Souchak’s gotten in trouble with the mob so his editor (Allen Garfield) sends him out of Chicago for his own protection. Chain-smoking city boy Ernie Souchak finds himself in the Rocky Mountains, assigned to track down and get a story on Dr. Nell Porter (Blair Brown). Dr. Porter has spent the last few years researching and protecting bald eagles. She doesn’t like reporters but Souchak wins her over. Despite being two very different people, Nell and Souchak fall in love. But can a city boy and a country girl stay together, especially when there are people in Chicago who want Souchak dead?
A strange movie, Continental Divide was meant to be an updated version of the romantic comedies that Spencer Tracy and Katharine Hepburn used to make and Blair Brown was even made up to look like a young Hepburn. It was one of the first films to be produced by Steven Spielberg, who has always been better at picking material as a director than a producer. It was directed by Michael Apted, a great documentarian who has never shown himself to have much affinity for comedy. It was written by Lawrence Kasdan, who specialized in homages to classic film genres and who, after this movie, made it a point to direct the majority of his scripts. And it starred John Belushi, in his only romantic film lead.
Belushi, of course, is the main reason why anyone would want to see this movie. It was his second-to-last movie, coming out between the popular success of The Blues Brothers and the infamous failure of Neighbors.
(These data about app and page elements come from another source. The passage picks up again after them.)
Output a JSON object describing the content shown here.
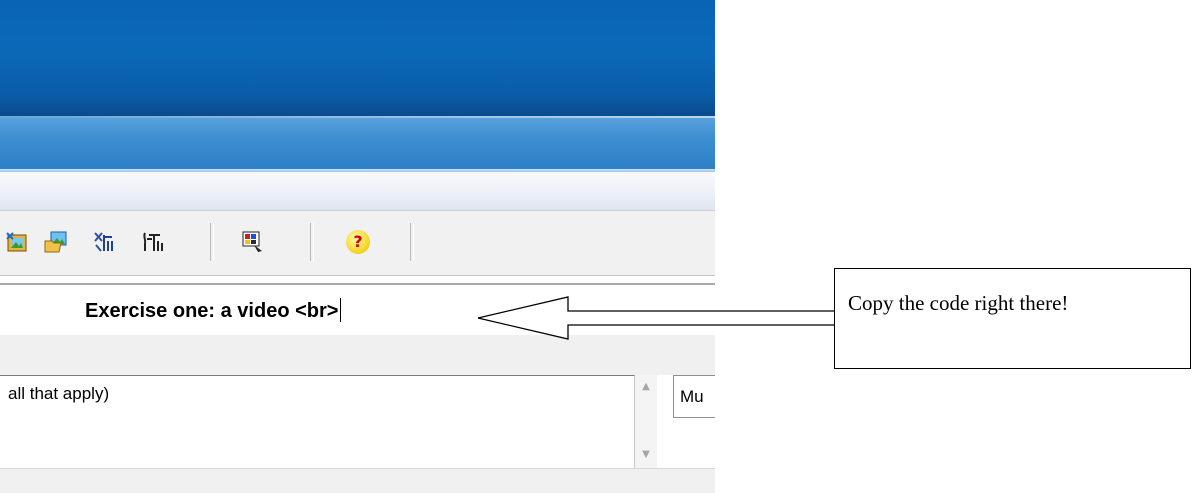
{
  "editor": {
    "title_field_value": "Exercise one: a video <br>",
    "choices_text": " all that apply)",
    "question_type_value": "Mu"
  },
  "toolbar": {
    "icons": [
      "insert-image-icon",
      "open-image-icon",
      "fx-icon",
      "fx2-icon",
      "colors-icon",
      "help-icon"
    ],
    "help_glyph": "?"
  },
  "scrollbar": {
    "up_glyph": "▲",
    "down_glyph": "▼"
  },
  "callout": {
    "text": "Copy the code right there!"
  },
  "colors": {
    "title_bar": "#0a64b6",
    "task_strip": "#3c8ed1",
    "toolbar_bg": "#f1f1f1"
  }
}
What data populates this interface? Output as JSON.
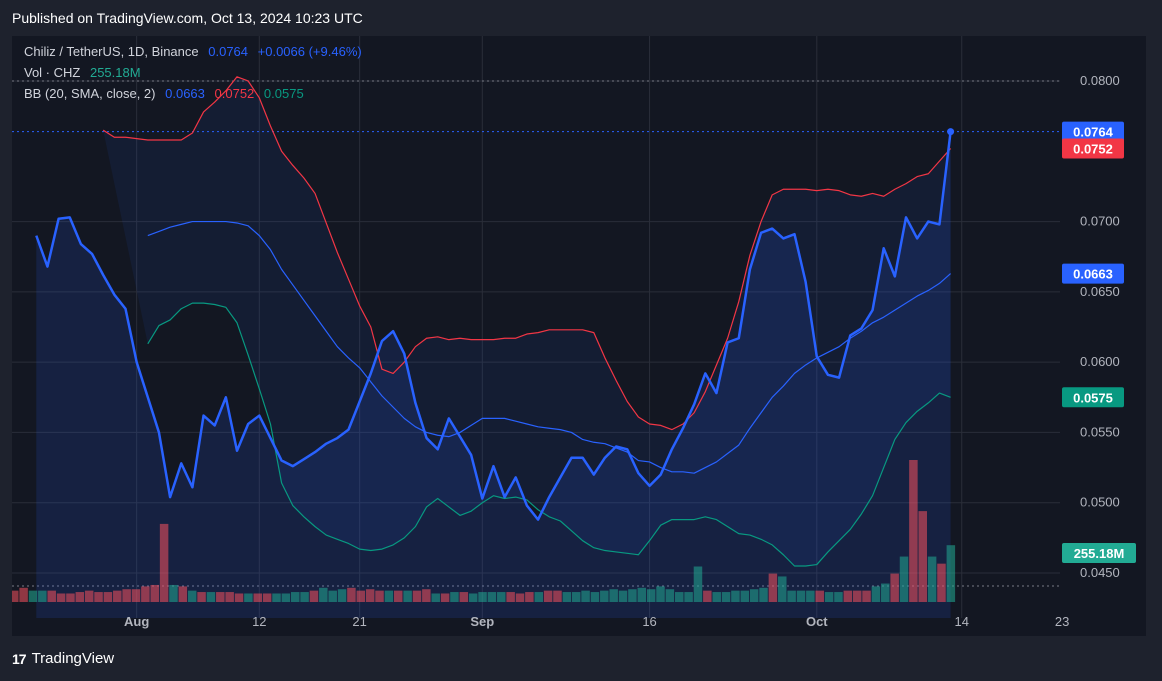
{
  "header": {
    "published": "Published on TradingView.com, Oct 13, 2024 10:23 UTC"
  },
  "legend": {
    "line1": {
      "symbol": "Chiliz / TetherUS, 1D, Binance",
      "price": "0.0764",
      "change": "+0.0066 (+9.46%)"
    },
    "line2": {
      "label": "Vol · CHZ",
      "value": "255.18M"
    },
    "line3": {
      "label": "BB (20, SMA, close, 2)",
      "basis": "0.0663",
      "upper": "0.0752",
      "lower": "0.0575"
    }
  },
  "footer": {
    "logo": "17",
    "brand": "TradingView"
  },
  "colors": {
    "price": "#2962ff",
    "upper": "#f23645",
    "lower": "#089981",
    "basis": "#2962ff",
    "text": "#d1d4dc",
    "bg": "#131722"
  },
  "chart_data": {
    "type": "line",
    "title": "",
    "x_tick_labels": [
      "Aug",
      "12",
      "21",
      "Sep",
      "16",
      "Oct",
      "14",
      "23"
    ],
    "y_tick_labels": [
      "0.0800",
      "0.0700",
      "0.0650",
      "0.0600",
      "0.0550",
      "0.0500",
      "0.0450"
    ],
    "ylim": [
      0.0418,
      0.0832
    ],
    "price_badges": [
      {
        "label": "0.0764",
        "value": 0.0764,
        "color": "#2962ff"
      },
      {
        "label": "0.0752",
        "value": 0.0752,
        "color": "#f23645"
      },
      {
        "label": "0.0663",
        "value": 0.0663,
        "color": "#2962ff"
      },
      {
        "label": "0.0575",
        "value": 0.0575,
        "color": "#089981"
      }
    ],
    "volume_badge": "255.18M",
    "x": [
      "Jul 21",
      "Jul 22",
      "Jul 23",
      "Jul 24",
      "Jul 25",
      "Jul 26",
      "Jul 27",
      "Jul 28",
      "Jul 29",
      "Jul 30",
      "Jul 31",
      "Aug 1",
      "Aug 2",
      "Aug 3",
      "Aug 4",
      "Aug 5",
      "Aug 6",
      "Aug 7",
      "Aug 8",
      "Aug 9",
      "Aug 10",
      "Aug 11",
      "Aug 12",
      "Aug 13",
      "Aug 14",
      "Aug 15",
      "Aug 16",
      "Aug 17",
      "Aug 18",
      "Aug 19",
      "Aug 20",
      "Aug 21",
      "Aug 22",
      "Aug 23",
      "Aug 24",
      "Aug 25",
      "Aug 26",
      "Aug 27",
      "Aug 28",
      "Aug 29",
      "Aug 30",
      "Aug 31",
      "Sep 1",
      "Sep 2",
      "Sep 3",
      "Sep 4",
      "Sep 5",
      "Sep 6",
      "Sep 7",
      "Sep 8",
      "Sep 9",
      "Sep 10",
      "Sep 11",
      "Sep 12",
      "Sep 13",
      "Sep 14",
      "Sep 15",
      "Sep 16",
      "Sep 17",
      "Sep 18",
      "Sep 19",
      "Sep 20",
      "Sep 21",
      "Sep 22",
      "Sep 23",
      "Sep 24",
      "Sep 25",
      "Sep 26",
      "Sep 27",
      "Sep 28",
      "Sep 29",
      "Sep 30",
      "Oct 1",
      "Oct 2",
      "Oct 3",
      "Oct 4",
      "Oct 5",
      "Oct 6",
      "Oct 7",
      "Oct 8",
      "Oct 9",
      "Oct 10",
      "Oct 11",
      "Oct 12",
      "Oct 13"
    ],
    "series": [
      {
        "name": "Chiliz / TetherUS",
        "color": "#2962ff",
        "values": [
          0.069,
          0.0668,
          0.0702,
          0.0703,
          0.0684,
          0.0677,
          0.0662,
          0.0648,
          0.0638,
          0.06,
          0.0575,
          0.055,
          0.0504,
          0.0528,
          0.0511,
          0.0562,
          0.0555,
          0.0575,
          0.0537,
          0.0556,
          0.0562,
          0.0546,
          0.053,
          0.0526,
          0.0531,
          0.0536,
          0.0542,
          0.0546,
          0.0552,
          0.0572,
          0.0592,
          0.0615,
          0.0622,
          0.0606,
          0.0571,
          0.0546,
          0.0538,
          0.056,
          0.0547,
          0.0534,
          0.0503,
          0.0526,
          0.0504,
          0.0518,
          0.0498,
          0.0488,
          0.0504,
          0.0518,
          0.0532,
          0.0532,
          0.052,
          0.0532,
          0.054,
          0.0538,
          0.0521,
          0.0512,
          0.052,
          0.0538,
          0.0553,
          0.057,
          0.0592,
          0.0578,
          0.0614,
          0.0617,
          0.0666,
          0.0692,
          0.0695,
          0.0688,
          0.0691,
          0.0657,
          0.0604,
          0.0591,
          0.0589,
          0.0619,
          0.0624,
          0.0637,
          0.0681,
          0.0661,
          0.0703,
          0.0688,
          0.07,
          0.0698,
          0.0764
        ]
      },
      {
        "name": "Upper",
        "color": "#f23645",
        "values": [
          0.0765,
          0.076,
          0.076,
          0.0759,
          0.0758,
          0.0758,
          0.0758,
          0.0758,
          0.0763,
          0.0778,
          0.0785,
          0.0793,
          0.0803,
          0.08,
          0.0788,
          0.0768,
          0.075,
          0.074,
          0.0731,
          0.072,
          0.0699,
          0.0678,
          0.0659,
          0.064,
          0.0625,
          0.0595,
          0.0592,
          0.06,
          0.0611,
          0.0617,
          0.0618,
          0.0616,
          0.0617,
          0.0616,
          0.0616,
          0.0616,
          0.0617,
          0.0617,
          0.062,
          0.0621,
          0.0623,
          0.0623,
          0.0623,
          0.0623,
          0.0621,
          0.0603,
          0.0587,
          0.0572,
          0.0561,
          0.0556,
          0.0555,
          0.0552,
          0.0556,
          0.0564,
          0.0579,
          0.0598,
          0.0617,
          0.0643,
          0.0676,
          0.07,
          0.0719,
          0.0723,
          0.0723,
          0.0723,
          0.0722,
          0.0723,
          0.0722,
          0.0719,
          0.0718,
          0.072,
          0.0718,
          0.0723,
          0.0727,
          0.0732,
          0.0734,
          0.0743,
          0.0752
        ]
      },
      {
        "name": "Basis",
        "color": "#2962ff",
        "values": [
          0.069,
          0.0693,
          0.0696,
          0.0698,
          0.07,
          0.07,
          0.07,
          0.07,
          0.0699,
          0.0697,
          0.069,
          0.068,
          0.0666,
          0.0655,
          0.0644,
          0.0633,
          0.0622,
          0.0611,
          0.0603,
          0.0596,
          0.0586,
          0.0576,
          0.0568,
          0.056,
          0.0554,
          0.055,
          0.0548,
          0.0547,
          0.055,
          0.0555,
          0.056,
          0.056,
          0.056,
          0.0558,
          0.0556,
          0.0554,
          0.0553,
          0.0552,
          0.055,
          0.0545,
          0.0543,
          0.0542,
          0.0539,
          0.0536,
          0.053,
          0.0529,
          0.0525,
          0.0522,
          0.0522,
          0.0521,
          0.0525,
          0.0529,
          0.0535,
          0.0541,
          0.0553,
          0.0564,
          0.0575,
          0.0583,
          0.0592,
          0.0598,
          0.0603,
          0.0607,
          0.0611,
          0.0617,
          0.0622,
          0.0628,
          0.0632,
          0.0637,
          0.0642,
          0.0647,
          0.0651,
          0.0656,
          0.0663
        ]
      },
      {
        "name": "Lower",
        "color": "#089981",
        "values": [
          0.0613,
          0.0626,
          0.063,
          0.0638,
          0.0642,
          0.0642,
          0.0641,
          0.0639,
          0.0628,
          0.0605,
          0.0581,
          0.0556,
          0.0514,
          0.0498,
          0.049,
          0.0483,
          0.0477,
          0.0474,
          0.0471,
          0.0467,
          0.0466,
          0.0467,
          0.047,
          0.0475,
          0.0483,
          0.0497,
          0.0503,
          0.0497,
          0.0491,
          0.0494,
          0.05,
          0.0505,
          0.0503,
          0.0504,
          0.0502,
          0.0495,
          0.049,
          0.0487,
          0.048,
          0.0473,
          0.0468,
          0.0466,
          0.0465,
          0.0464,
          0.0463,
          0.0473,
          0.0484,
          0.0488,
          0.0488,
          0.0488,
          0.049,
          0.0488,
          0.0483,
          0.0478,
          0.0477,
          0.0474,
          0.047,
          0.0463,
          0.0455,
          0.0455,
          0.0456,
          0.0465,
          0.0473,
          0.0481,
          0.0492,
          0.0505,
          0.0525,
          0.0545,
          0.0557,
          0.0565,
          0.0571,
          0.0578,
          0.0575
        ]
      }
    ],
    "volume": {
      "label": "Vol · CHZ",
      "values": [
        8,
        10,
        8,
        8,
        8,
        6,
        6,
        7,
        8,
        7,
        7,
        8,
        9,
        9,
        11,
        12,
        55,
        12,
        11,
        8,
        7,
        7,
        7,
        7,
        6,
        6,
        6,
        6,
        6,
        6,
        7,
        7,
        8,
        10,
        8,
        9,
        10,
        8,
        9,
        8,
        8,
        8,
        8,
        8,
        9,
        6,
        6,
        7,
        7,
        6,
        7,
        7,
        7,
        7,
        6,
        7,
        7,
        8,
        8,
        7,
        7,
        8,
        7,
        8,
        9,
        8,
        9,
        10,
        9,
        11,
        9,
        7,
        7,
        25,
        8,
        7,
        7,
        8,
        8,
        9,
        10,
        20,
        18,
        8,
        8,
        8,
        8,
        7,
        7,
        8,
        8,
        8,
        11,
        13,
        20,
        32,
        100,
        64,
        32,
        27,
        40
      ],
      "colors": [
        "r",
        "r",
        "g",
        "g",
        "r",
        "r",
        "r",
        "r",
        "r",
        "r",
        "r",
        "r",
        "r",
        "r",
        "r",
        "r",
        "r",
        "g",
        "r",
        "g",
        "r",
        "g",
        "r",
        "r",
        "r",
        "g",
        "r",
        "r",
        "g",
        "g",
        "g",
        "g",
        "r",
        "g",
        "g",
        "g",
        "r",
        "r",
        "r",
        "r",
        "g",
        "r",
        "g",
        "r",
        "r",
        "g",
        "r",
        "g",
        "r",
        "g",
        "g",
        "g",
        "g",
        "r",
        "r",
        "r",
        "g",
        "r",
        "r",
        "g",
        "g",
        "g",
        "g",
        "g",
        "g",
        "g",
        "g",
        "g",
        "g",
        "g",
        "g",
        "g",
        "g",
        "g",
        "r",
        "g",
        "g",
        "g",
        "g",
        "g",
        "g",
        "r",
        "g",
        "g",
        "g",
        "g",
        "r",
        "g",
        "g",
        "r",
        "r",
        "r",
        "g",
        "g",
        "r",
        "g",
        "r",
        "r",
        "g",
        "r",
        "g"
      ]
    }
  }
}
Continental Divide gives Belushi a chance to play a character, instead of just a version of his own wild persona. The legend has always been that Continental Divide showed the actor that Belushi could have become if not for his tragic death. The truth is that Belushi frequently looks uncomfortable and it is often evident that he is having to reign back his natural instincts. Belushi’s best scenes are the ones where Souchak is walking around Chicago and hustling everyone that he meets. In those scenes, he’s confident and in control and it’s easy to get swept up in his life. His scenes with Blair Brown, where he has to be sincere and serious, are far more awkward. Belushi has enough good scenes in Continental Divide to make you regret the performances that we never got but, at the same time, it’s evident that he still had room to grow as an actor.
If Belushi hadn’t died and had instead gone on to make several more movies (and hopefully beat his drug addiction at the same time), Continental Divide would probably be forgotten. Instead, it now exists as a hint of what could have been.